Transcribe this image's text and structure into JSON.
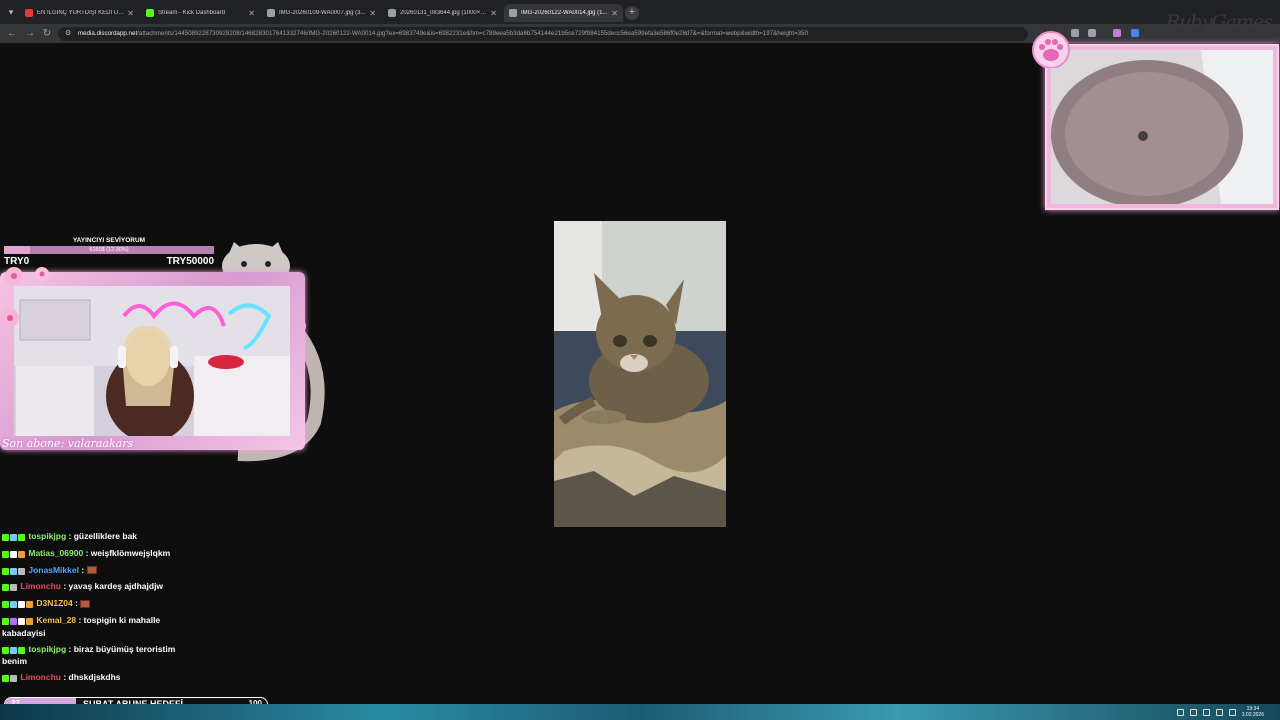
{
  "browser": {
    "tabs": [
      {
        "label": "EN İLGİNÇ YURTDIŞI KEDİ ÜRÜ",
        "favicon_color": "#e53935",
        "active": false
      },
      {
        "label": "Stream - Kick Dashboard",
        "favicon_color": "#53fc18",
        "active": false
      },
      {
        "label": "IMG-20260109-WA0007.jpg (3...",
        "favicon_color": "#9aa0a6",
        "active": false
      },
      {
        "label": "20260131_083644.jpg (1000×1...",
        "favicon_color": "#9aa0a6",
        "active": false
      },
      {
        "label": "IMG-20260122-WA0014.jpg (1...",
        "favicon_color": "#9aa0a6",
        "active": true
      }
    ],
    "url_host": "media.discordapp.net",
    "url_path": "/attachments/1445089228730929208/1468283017641332746/IMG-20260122-WA0014.jpg?ex=6983749e&is=6982231e&hm=c789eea5b3da6b754144e21b5ce729f984155decc56ea599efa3e586f0e28d7&=&format=webp&width=197&height=350"
  },
  "overlay": {
    "goal_title": "YAYINCIYI SEVİYORUM",
    "goal_progress_text": "6150$ (12.30%)",
    "goal_progress_fraction": 0.123,
    "goal_min": "TRY0",
    "goal_max": "TRY50000",
    "last_subscriber": "Son abone: valaraakars",
    "watermark": "RubyGames"
  },
  "chat": [
    {
      "user": "tospikjpg",
      "color": "#8fef6e",
      "message": "güzelliklere bak",
      "emote": false,
      "badges": [
        "#53fc18",
        "#7ac7ff",
        "#53fc18"
      ]
    },
    {
      "user": "Matias_06900",
      "color": "#8fef6e",
      "message": "weişfklömwejşlqkm",
      "emote": false,
      "badges": [
        "#53fc18",
        "#ffffff",
        "#f0a030"
      ]
    },
    {
      "user": "JonasMikkel",
      "color": "#5aa0ff",
      "message": "",
      "emote": true,
      "badges": [
        "#53fc18",
        "#7ac7ff",
        "#bbbbbb"
      ]
    },
    {
      "user": "Limonchu",
      "color": "#e74c5b",
      "message": "yavaş kardeş ajdhajdjw",
      "emote": false,
      "badges": [
        "#53fc18",
        "#bbbbbb"
      ]
    },
    {
      "user": "D3N1Z04",
      "color": "#f2c14e",
      "message": "",
      "emote": true,
      "badges": [
        "#53fc18",
        "#7ac7ff",
        "#ffffff",
        "#f0a030"
      ]
    },
    {
      "user": "Kemal_28",
      "color": "#f2c14e",
      "message": "tospigin ki mahalle kabadayisi",
      "emote": false,
      "badges": [
        "#53fc18",
        "#b070ff",
        "#ffffff",
        "#f0a030"
      ]
    },
    {
      "user": "tospikjpg",
      "color": "#8fef6e",
      "message": "biraz büyümüş teroristim benim",
      "emote": false,
      "badges": [
        "#53fc18",
        "#7ac7ff",
        "#53fc18"
      ]
    },
    {
      "user": "Limonchu",
      "color": "#e74c5b",
      "message": "dhskdjskdhs",
      "emote": false,
      "badges": [
        "#53fc18",
        "#bbbbbb"
      ]
    }
  ],
  "sub_goal": {
    "current": "27",
    "label": "ŞUBAT ABUNE HEDEFİ",
    "target": "100",
    "fraction": 0.27
  },
  "taskbar": {
    "time": "19:34",
    "date": "3.02.2026"
  }
}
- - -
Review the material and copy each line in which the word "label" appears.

§ **SOLUTION TO THE PROBLEM**
        "label": "EN İLGİNÇ YURTDIŞI KEDİ ÜRÜ",
        "label": "Stream - Kick Dashboard",
        "label": "IMG-20260109-WA0007.jpg (3...",
        "label": "20260131_083644.jpg (1000×1...",
        "label": "IMG-20260122-WA0014.jpg (1...",
    "label": "ŞUBAT ABUNE HEDEFİ",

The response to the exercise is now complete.